* _EXERCISE PROMPT_
Go through the entries below and give the number of lines that have the string "实习周报编号", and only that.

_ _ _ _

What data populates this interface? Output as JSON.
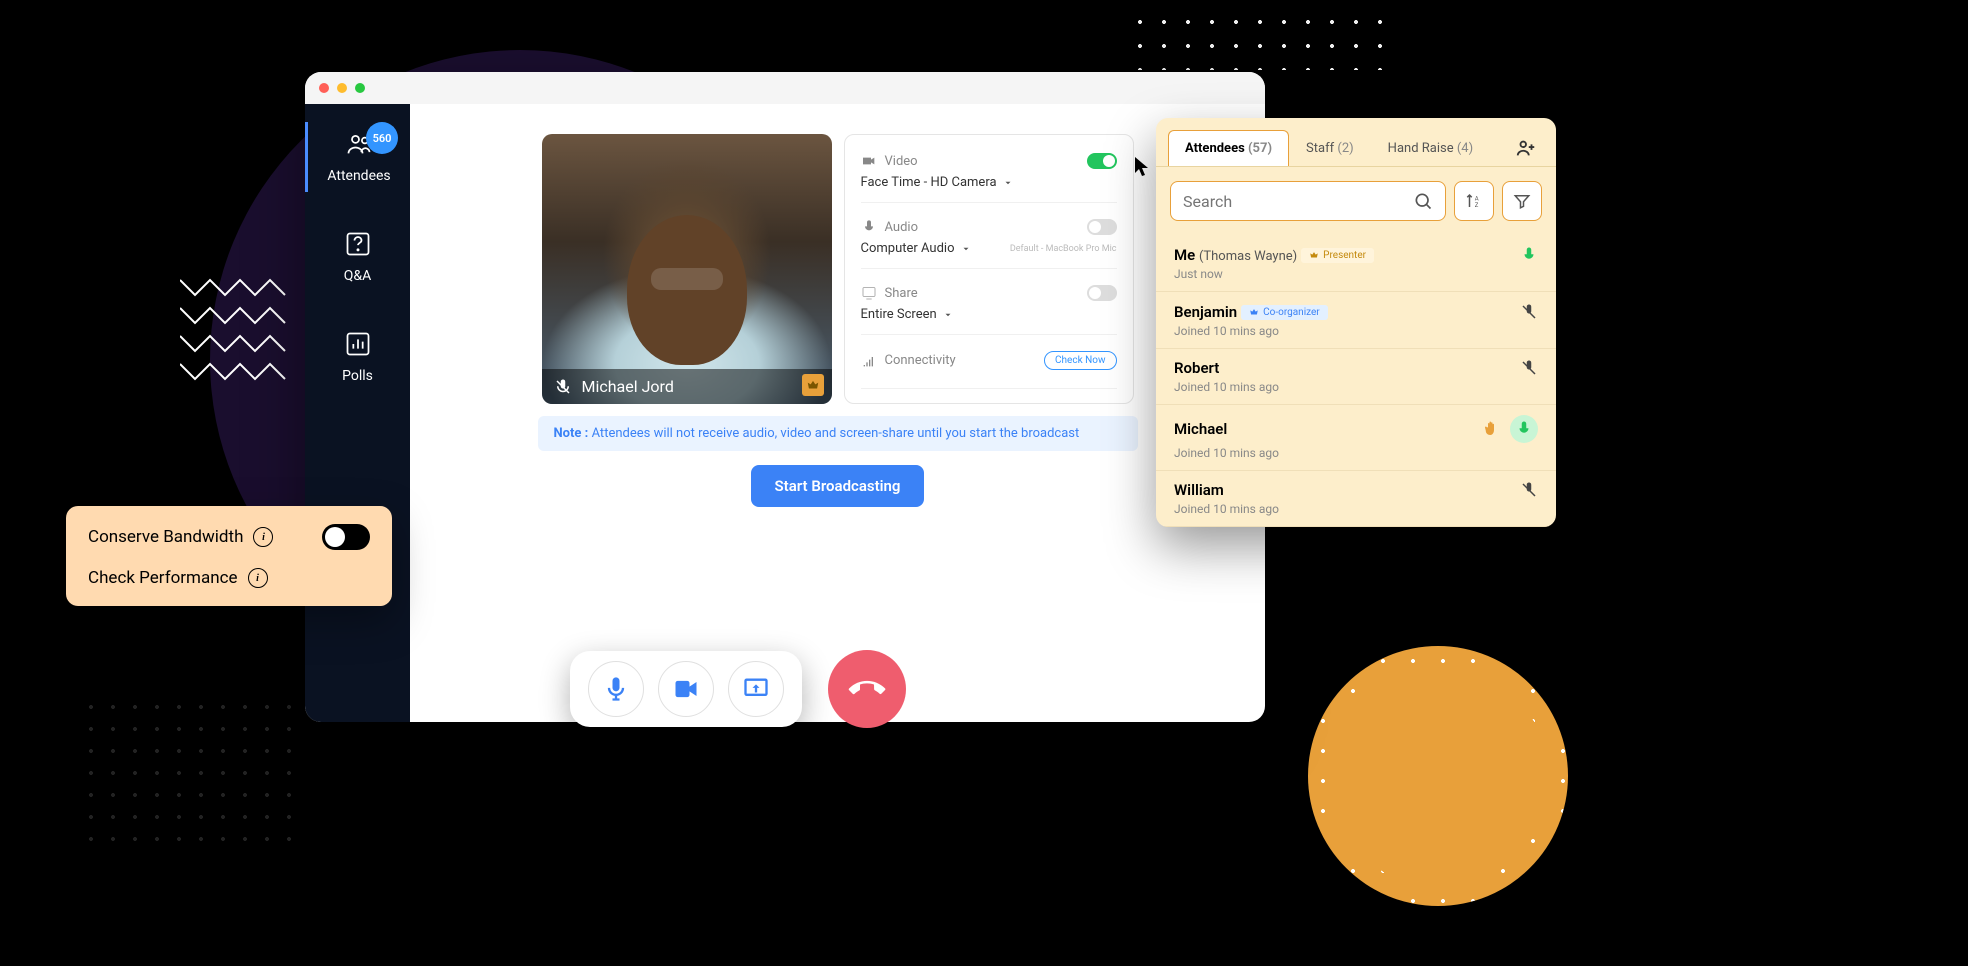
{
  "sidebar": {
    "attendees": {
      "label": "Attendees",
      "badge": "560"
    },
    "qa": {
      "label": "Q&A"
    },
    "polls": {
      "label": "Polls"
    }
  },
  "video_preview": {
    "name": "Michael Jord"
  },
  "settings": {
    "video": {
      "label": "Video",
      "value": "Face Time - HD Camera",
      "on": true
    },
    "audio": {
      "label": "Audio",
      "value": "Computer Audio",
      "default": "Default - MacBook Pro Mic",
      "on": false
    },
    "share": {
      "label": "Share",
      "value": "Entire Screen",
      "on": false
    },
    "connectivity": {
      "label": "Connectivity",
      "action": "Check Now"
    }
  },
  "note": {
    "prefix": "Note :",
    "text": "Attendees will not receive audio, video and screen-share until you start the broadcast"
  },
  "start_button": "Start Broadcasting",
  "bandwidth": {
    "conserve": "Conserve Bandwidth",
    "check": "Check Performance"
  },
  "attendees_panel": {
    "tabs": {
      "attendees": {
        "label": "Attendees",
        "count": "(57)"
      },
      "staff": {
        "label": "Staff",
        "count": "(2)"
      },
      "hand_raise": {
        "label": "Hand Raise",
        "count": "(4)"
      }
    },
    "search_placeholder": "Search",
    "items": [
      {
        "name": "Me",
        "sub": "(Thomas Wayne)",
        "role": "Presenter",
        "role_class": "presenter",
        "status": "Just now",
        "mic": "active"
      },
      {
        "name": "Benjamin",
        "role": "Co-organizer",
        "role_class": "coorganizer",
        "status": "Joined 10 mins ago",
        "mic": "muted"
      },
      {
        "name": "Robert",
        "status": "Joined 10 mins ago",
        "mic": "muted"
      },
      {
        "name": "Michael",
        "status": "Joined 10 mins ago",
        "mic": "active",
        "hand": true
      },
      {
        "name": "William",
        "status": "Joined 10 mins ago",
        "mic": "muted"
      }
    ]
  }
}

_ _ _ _

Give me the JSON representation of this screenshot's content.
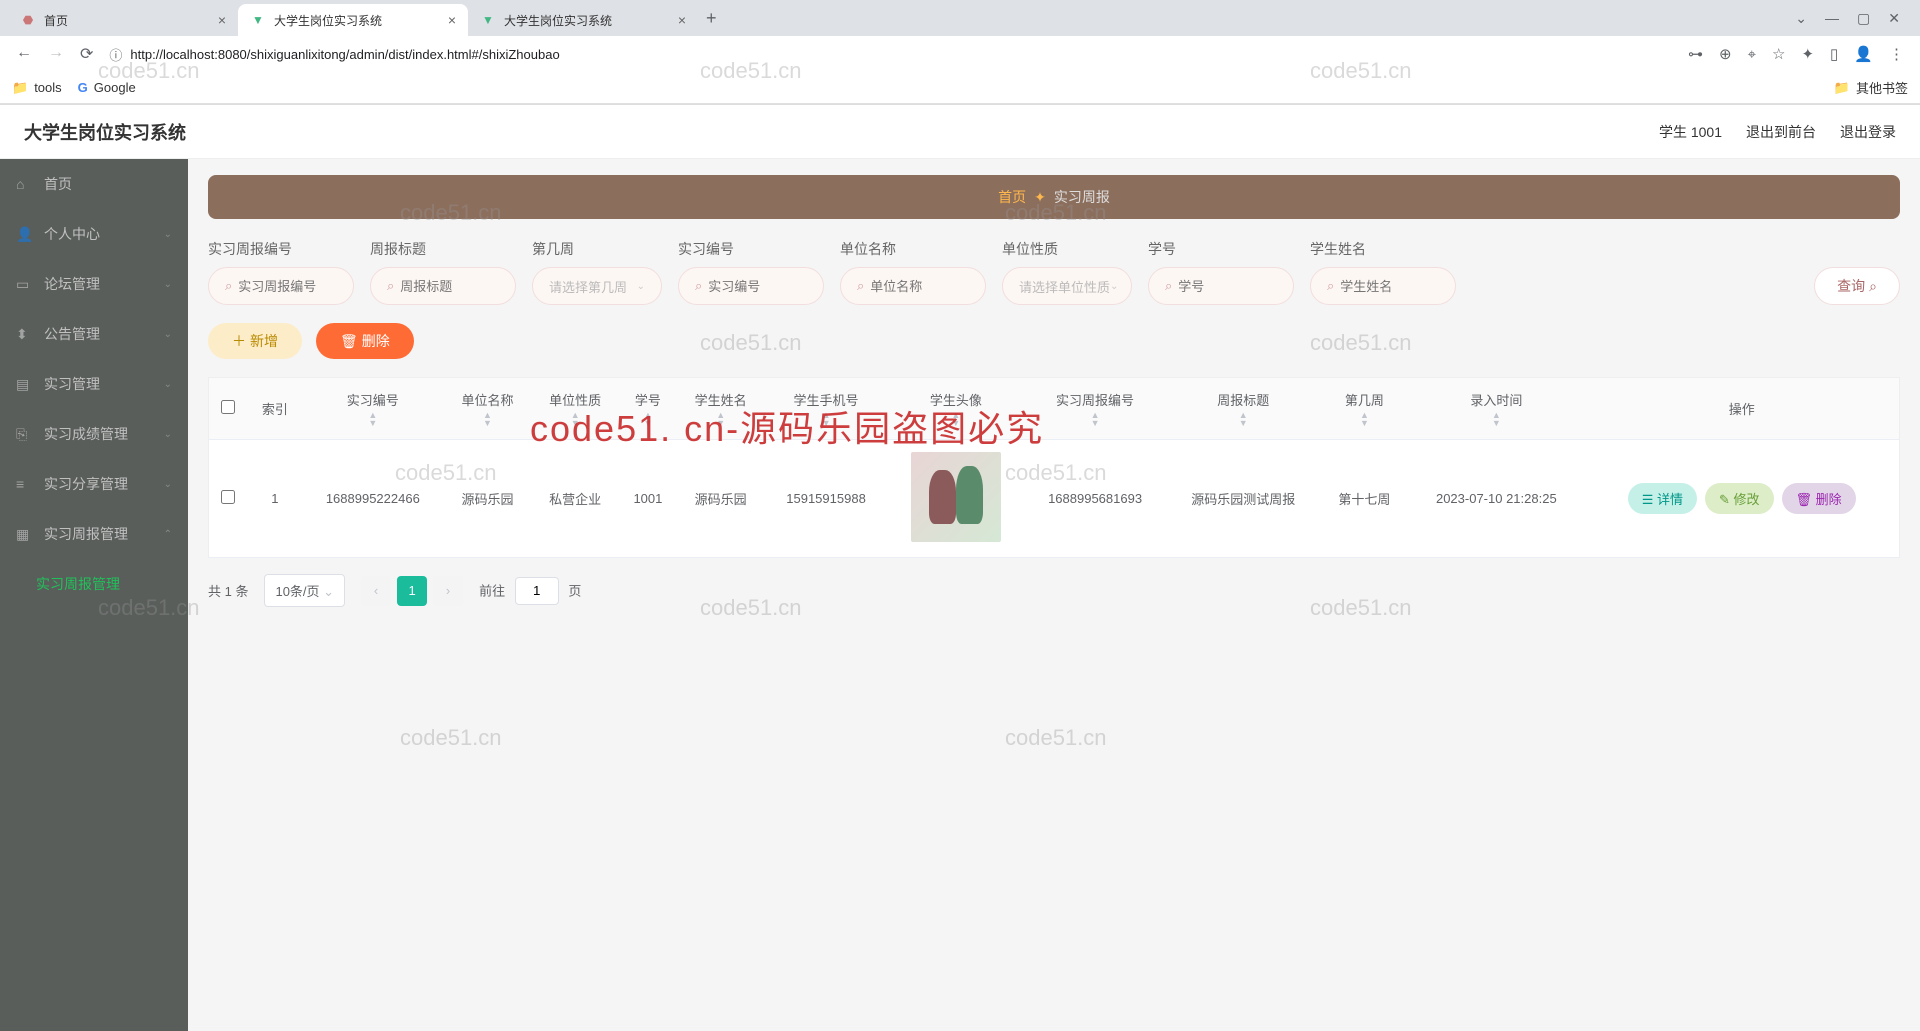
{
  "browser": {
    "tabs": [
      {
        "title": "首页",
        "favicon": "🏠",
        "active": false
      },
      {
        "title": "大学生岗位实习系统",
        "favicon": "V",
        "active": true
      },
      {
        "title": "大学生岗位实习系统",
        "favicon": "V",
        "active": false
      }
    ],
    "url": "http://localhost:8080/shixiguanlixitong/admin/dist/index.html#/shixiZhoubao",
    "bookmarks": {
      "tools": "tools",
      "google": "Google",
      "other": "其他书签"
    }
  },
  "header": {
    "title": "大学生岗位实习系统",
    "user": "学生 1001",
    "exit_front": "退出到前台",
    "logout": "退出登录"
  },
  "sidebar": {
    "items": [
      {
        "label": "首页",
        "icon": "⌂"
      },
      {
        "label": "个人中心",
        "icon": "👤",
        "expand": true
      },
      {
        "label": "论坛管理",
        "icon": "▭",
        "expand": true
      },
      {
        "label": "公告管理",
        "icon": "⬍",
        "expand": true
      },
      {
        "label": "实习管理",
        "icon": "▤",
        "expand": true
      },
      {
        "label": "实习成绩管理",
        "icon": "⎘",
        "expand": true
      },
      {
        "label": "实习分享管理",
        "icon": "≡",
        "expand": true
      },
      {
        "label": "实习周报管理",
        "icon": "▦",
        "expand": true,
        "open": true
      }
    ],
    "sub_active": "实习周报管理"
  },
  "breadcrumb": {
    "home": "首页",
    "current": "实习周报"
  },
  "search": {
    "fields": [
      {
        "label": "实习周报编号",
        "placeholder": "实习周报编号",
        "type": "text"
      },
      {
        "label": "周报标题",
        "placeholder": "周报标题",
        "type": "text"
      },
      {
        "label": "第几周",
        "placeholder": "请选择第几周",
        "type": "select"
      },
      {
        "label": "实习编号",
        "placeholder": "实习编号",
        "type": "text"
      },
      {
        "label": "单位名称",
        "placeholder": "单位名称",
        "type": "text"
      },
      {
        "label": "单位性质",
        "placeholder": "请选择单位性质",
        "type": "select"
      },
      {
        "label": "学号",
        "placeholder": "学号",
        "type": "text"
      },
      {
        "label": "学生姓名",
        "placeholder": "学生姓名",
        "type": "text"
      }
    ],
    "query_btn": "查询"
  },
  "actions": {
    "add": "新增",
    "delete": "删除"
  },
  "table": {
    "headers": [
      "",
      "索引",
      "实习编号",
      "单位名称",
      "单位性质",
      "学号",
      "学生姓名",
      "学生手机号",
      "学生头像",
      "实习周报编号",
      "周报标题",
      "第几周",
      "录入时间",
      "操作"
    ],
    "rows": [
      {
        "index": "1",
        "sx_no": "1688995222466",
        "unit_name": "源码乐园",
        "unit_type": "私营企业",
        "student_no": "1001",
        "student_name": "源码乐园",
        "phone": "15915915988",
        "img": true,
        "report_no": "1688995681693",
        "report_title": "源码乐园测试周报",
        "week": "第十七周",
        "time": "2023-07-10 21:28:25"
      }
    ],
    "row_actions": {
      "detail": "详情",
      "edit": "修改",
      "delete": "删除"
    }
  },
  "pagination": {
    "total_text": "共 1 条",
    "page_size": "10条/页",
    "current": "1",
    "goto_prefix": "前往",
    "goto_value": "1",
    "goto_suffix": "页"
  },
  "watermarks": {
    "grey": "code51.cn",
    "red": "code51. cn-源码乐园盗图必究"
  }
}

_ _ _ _

* _ANSWER BOX_
3